#### WORK INSTRUCTION
Show, from the records below, all lines that contain the word "content".

### STORED DATA ###

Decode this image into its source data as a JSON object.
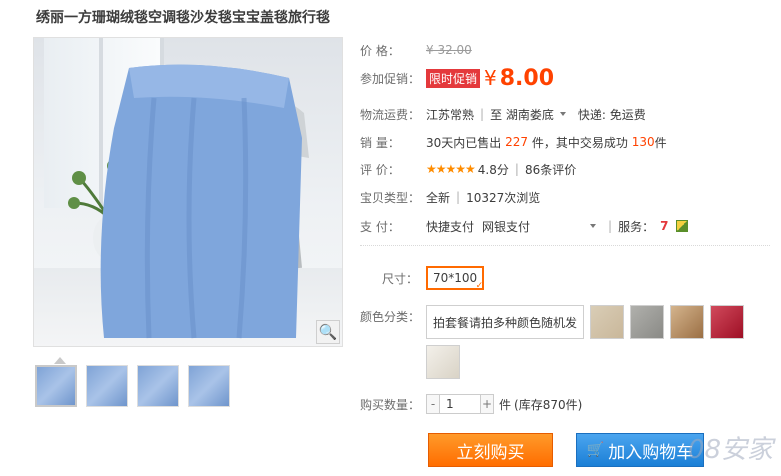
{
  "product": {
    "title": "绣丽一方珊瑚绒毯空调毯沙发毯宝宝盖毯旅行毯"
  },
  "price": {
    "label": "价    格：",
    "original": "¥ 32.00"
  },
  "promo": {
    "label": "参加促销：",
    "tag": "限时促销",
    "currency": "¥",
    "value": "8.00"
  },
  "shipping": {
    "label": "物流运费：",
    "from": "江苏常熟",
    "to_prefix": "至",
    "to": "湖南娄底",
    "fee": "快递: 免运费"
  },
  "sales": {
    "label": "销    量：",
    "prefix": "30天内已售出",
    "count": "227",
    "mid": "件，其中交易成功",
    "success": "130",
    "unit": "件"
  },
  "rating": {
    "label": "评    价：",
    "stars": "★★★★★",
    "score": "4.8分",
    "reviews": "86条评价"
  },
  "type": {
    "label": "宝贝类型：",
    "value": "全新",
    "views": "10327次浏览"
  },
  "payment": {
    "label": "支    付：",
    "method1": "快捷支付",
    "method2": "网银支付",
    "service_label": "服务：",
    "service_icon": "7"
  },
  "size": {
    "label": "尺寸：",
    "selected": "70*100"
  },
  "color": {
    "label": "颜色分类：",
    "option_text": "拍套餐请拍多种颜色随机发",
    "swatches": [
      "#c9b79a",
      "#8a8a86",
      "#b88f63",
      "#b3122a",
      "#e8e4db"
    ]
  },
  "quantity": {
    "label": "购买数量：",
    "minus": "-",
    "value": "1",
    "plus": "+",
    "unit": "件",
    "stock": "(库存870件)"
  },
  "buttons": {
    "buy": "立刻购买",
    "cart": "加入购物车"
  },
  "watermark": "08安家",
  "colors": {
    "accent": "#ff4200",
    "buy": "#ff6d00",
    "cart": "#1b7fd6"
  }
}
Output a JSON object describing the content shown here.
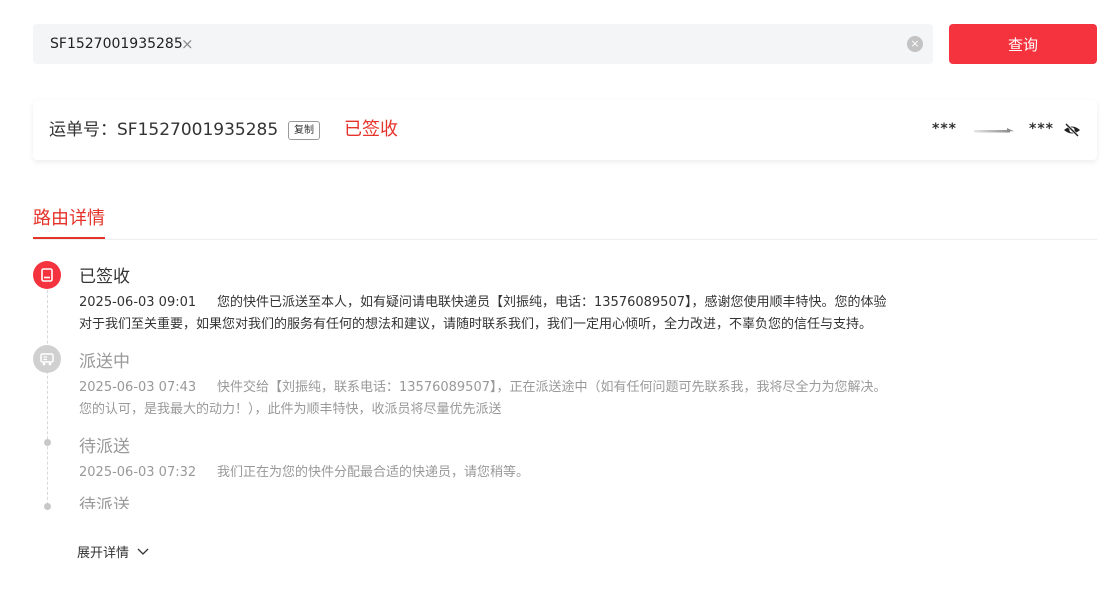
{
  "search": {
    "chip_text": "SF1527001935285",
    "chip_remove": "×",
    "clear": "×",
    "query_label": "查询"
  },
  "waybill": {
    "label": "运单号：SF1527001935285",
    "copy_label": "复制",
    "status": "已签收",
    "from": "***",
    "to": "***"
  },
  "tab": {
    "label": "路由详情"
  },
  "timeline": [
    {
      "title": "已签收",
      "time": "2025-06-03 09:01",
      "desc_line1": "您的快件已派送至本人，如有疑问请电联快递员【刘振纯，电话：13576089507】，感谢您使用顺丰特快。您的体验",
      "desc_line2": "对于我们至关重要，如果您对我们的服务有任何的想法和建议，请随时联系我们，我们一定用心倾听，全力改进，不辜负您的信任与支持。"
    },
    {
      "title": "派送中",
      "time": "2025-06-03 07:43",
      "desc_line1": "快件交给【刘振纯，联系电话：13576089507】，正在派送途中（如有任何问题可先联系我，我将尽全力为您解决。",
      "desc_line2": "您的认可，是我最大的动力！），此件为顺丰特快，收派员将尽量优先派送"
    },
    {
      "title": "待派送",
      "time": "2025-06-03 07:32",
      "desc_line1": "我们正在为您的快件分配最合适的快递员，请您稍等。"
    },
    {
      "title": "待派送"
    }
  ],
  "expand_label": "展开详情",
  "colors": {
    "accent": "#e5332a",
    "button": "#f5333f",
    "muted": "#999999"
  }
}
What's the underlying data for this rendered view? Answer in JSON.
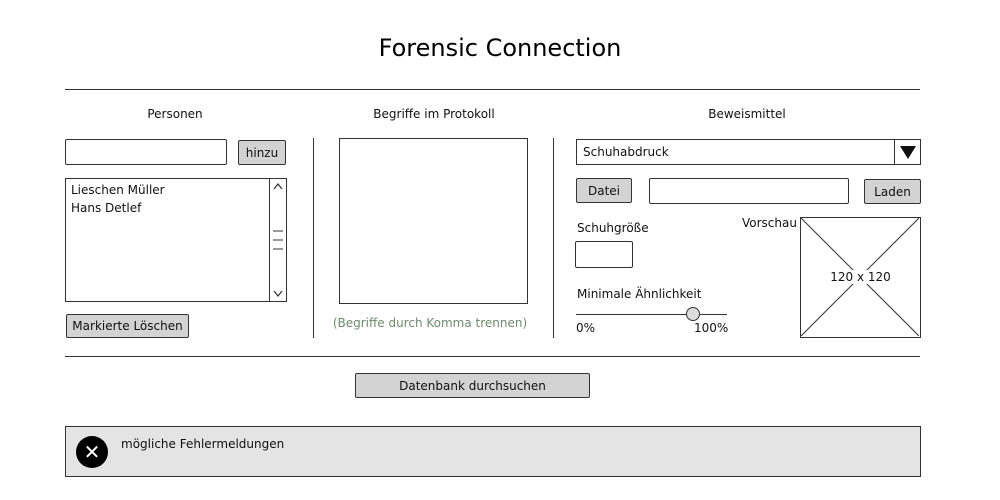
{
  "app": {
    "title": "Forensic Connection"
  },
  "personen": {
    "heading": "Personen",
    "input_value": "",
    "add_label": "hinzu",
    "items": [
      "Lieschen Müller",
      "Hans Detlef"
    ],
    "delete_label": "Markierte Löschen"
  },
  "begriffe": {
    "heading": "Begriffe im Protokoll",
    "textarea_value": "",
    "hint": "(Begriffe durch Komma trennen)"
  },
  "beweismittel": {
    "heading": "Beweismittel",
    "select_value": "Schuhabdruck",
    "file_button_label": "Datei",
    "file_path_value": "",
    "load_label": "Laden",
    "shoe_size_label": "Schuhgröße",
    "shoe_size_value": "",
    "similarity_label": "Minimale Ähnlichkeit",
    "slider_min_label": "0%",
    "slider_max_label": "100%",
    "slider_value_fraction": 0.8,
    "preview_label": "Vorschau",
    "preview_placeholder": "120 x 120"
  },
  "search": {
    "label": "Datenbank durchsuchen"
  },
  "messages": {
    "text": "mögliche Fehlermeldungen",
    "icon": "error-close-icon"
  }
}
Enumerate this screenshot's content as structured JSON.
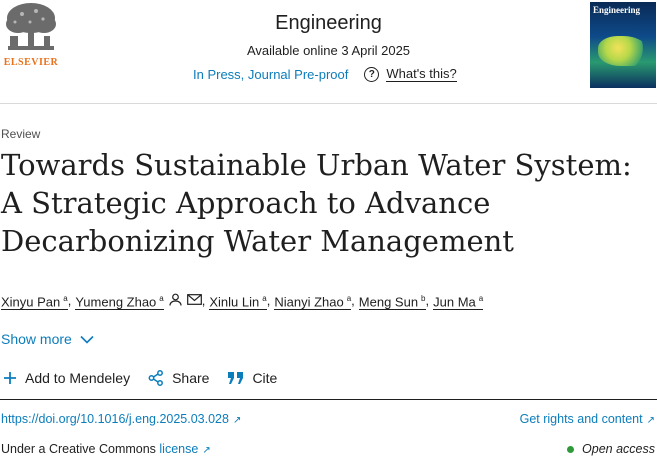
{
  "header": {
    "publisher": "ELSEVIER",
    "journal": "Engineering",
    "available": "Available online 3 April 2025",
    "status": "In Press, Journal Pre-proof",
    "whats_this": "What's this?",
    "cover_title": "Engineering"
  },
  "article": {
    "type": "Review",
    "title": "Towards Sustainable Urban Water System: A Strategic Approach to Advance Decarbonizing Water Management"
  },
  "authors": [
    {
      "name": "Xinyu Pan",
      "aff": "a"
    },
    {
      "name": "Yumeng Zhao",
      "aff": "a"
    },
    {
      "name": "Xinlu Lin",
      "aff": "a"
    },
    {
      "name": "Nianyi Zhao",
      "aff": "a"
    },
    {
      "name": "Meng Sun",
      "aff": "b"
    },
    {
      "name": "Jun Ma",
      "aff": "a"
    }
  ],
  "show_more": "Show more",
  "actions": {
    "mendeley": "Add to Mendeley",
    "share": "Share",
    "cite": "Cite"
  },
  "links": {
    "doi": "https://doi.org/10.1016/j.eng.2025.03.028",
    "rights": "Get rights and content",
    "license_prefix": "Under a Creative Commons",
    "license": "license",
    "open_access": "Open access"
  },
  "colors": {
    "link": "#0c7dbb",
    "brand_orange": "#e9711c",
    "open_access_dot": "#2e9a3a"
  }
}
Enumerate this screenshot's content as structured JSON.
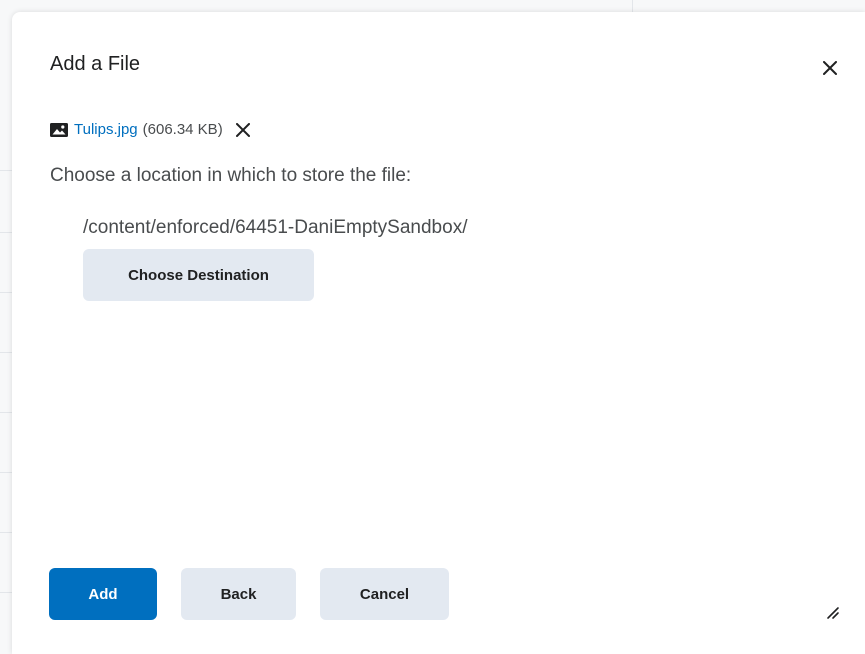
{
  "dialog": {
    "title": "Add a File",
    "close_icon": "close-icon"
  },
  "file": {
    "icon": "image-icon",
    "name": "Tulips.jpg",
    "size": "(606.34 KB)",
    "remove_icon": "close-icon"
  },
  "location": {
    "prompt": "Choose a location in which to store the file:",
    "path": "/content/enforced/64451-DaniEmptySandbox/",
    "choose_label": "Choose Destination"
  },
  "footer": {
    "add_label": "Add",
    "back_label": "Back",
    "cancel_label": "Cancel",
    "resize_icon": "resize-handle-icon"
  },
  "colors": {
    "primary": "#006fbf",
    "secondary_button": "#e3e9f1",
    "text": "#494c4e",
    "title": "#202122"
  }
}
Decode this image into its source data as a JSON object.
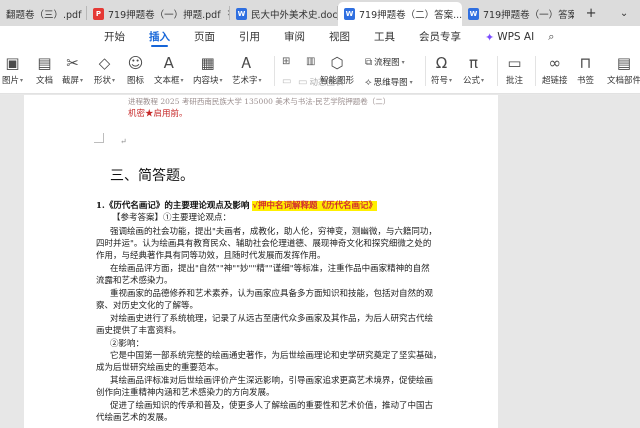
{
  "tabs": [
    {
      "label": "翻题卷（三）.pdf",
      "type": "pdf",
      "active": false
    },
    {
      "label": "719押题卷（一）押题.pdf",
      "type": "pdf",
      "active": false
    },
    {
      "label": "民大中外美术史.docx",
      "type": "word",
      "active": false
    },
    {
      "label": "719押题卷（二）答案...",
      "type": "word",
      "active": true
    },
    {
      "label": "719押题卷（一）答案...",
      "type": "word",
      "active": false
    }
  ],
  "tab_tools": {
    "new": "+",
    "more": "⌄"
  },
  "menu": [
    "开始",
    "插入",
    "页面",
    "引用",
    "审阅",
    "视图",
    "工具",
    "会员专享"
  ],
  "menu_active": "插入",
  "wps_ai": "WPS AI",
  "ribbon": {
    "picture": "图片",
    "document": "文档",
    "screenshot": "截屏",
    "shape": "形状",
    "icon": "图标",
    "textbox": "文本框",
    "library": "内容块",
    "art": "艺术字",
    "small1": "",
    "small2": "",
    "small3": "",
    "small4": "动态图表",
    "smart": "智能图形",
    "flowchart": "流程图",
    "mindmap": "思维导图",
    "symbol": "符号",
    "formula": "公式",
    "comment": "批注",
    "hyperlink": "超链接",
    "bookmark": "书签",
    "docparts": "文档部件"
  },
  "doc": {
    "faint_top": "进程教程 2025 考研西南民族大学 135000 美术与书法-民艺学院押题卷（二）",
    "red_line": "机密★启用前。",
    "section_heading": "三、简答题。",
    "q_label": "1.《历代名画记》的主要理论观点及影响",
    "q_highlight": "√押中名词解释题《历代名画记》",
    "lines": [
      "【参考答案】①主要理论观点：",
      "强调绘画的社会功能，提出\"夫画者，成教化，助人伦，穷神变，测幽微，与六籍同功，",
      "四时并运\"。认为绘画具有教育民众、辅助社会伦理道德、展现神奇文化和探究细微之处的",
      "作用，与经典著作具有同等功效，且随时代发展而发挥作用。",
      "在绘画品评方面，提出\"自然\"\"神\"\"妙\"\"精\"\"谨细\"等标准，注重作品中画家精神的自然",
      "流露和艺术感染力。",
      "重视画家的品德修养和艺术素养，认为画家应具备多方面知识和技能，包括对自然的观",
      "察、对历史文化的了解等。",
      "对绘画史进行了系统梳理，记录了从远古至唐代众多画家及其作品，为后人研究古代绘",
      "画史提供了丰富资料。",
      "②影响：",
      "它是中国第一部系统完整的绘画通史著作，为后世绘画理论和史学研究奠定了坚实基础，",
      "成为后世研究绘画史的重要范本。",
      "其绘画品评标准对后世绘画评价产生深远影响，引导画家追求更高艺术境界，促使绘画",
      "创作向注重精神内涵和艺术感染力的方向发展。",
      "促进了绘画知识的传承和普及，使更多人了解绘画的重要性和艺术价值，推动了中国古",
      "代绘画艺术的发展。"
    ]
  },
  "colors": {
    "accent": "#1565d8",
    "highlight": "#fff000",
    "red_text": "#d32f2f",
    "pdf_icon": "#e53935",
    "word_icon": "#2f6fe0"
  }
}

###

#### RESULT FOR THIS EXERCISE
Output a JSON object describing the content shown here.
Enumerate this screenshot's content as structured JSON.
    "rights": "Get rights and content",
Enumerate this screenshot's content as structured JSON.
    "path": "/content/enforced/64451-DaniEmptySandbox/",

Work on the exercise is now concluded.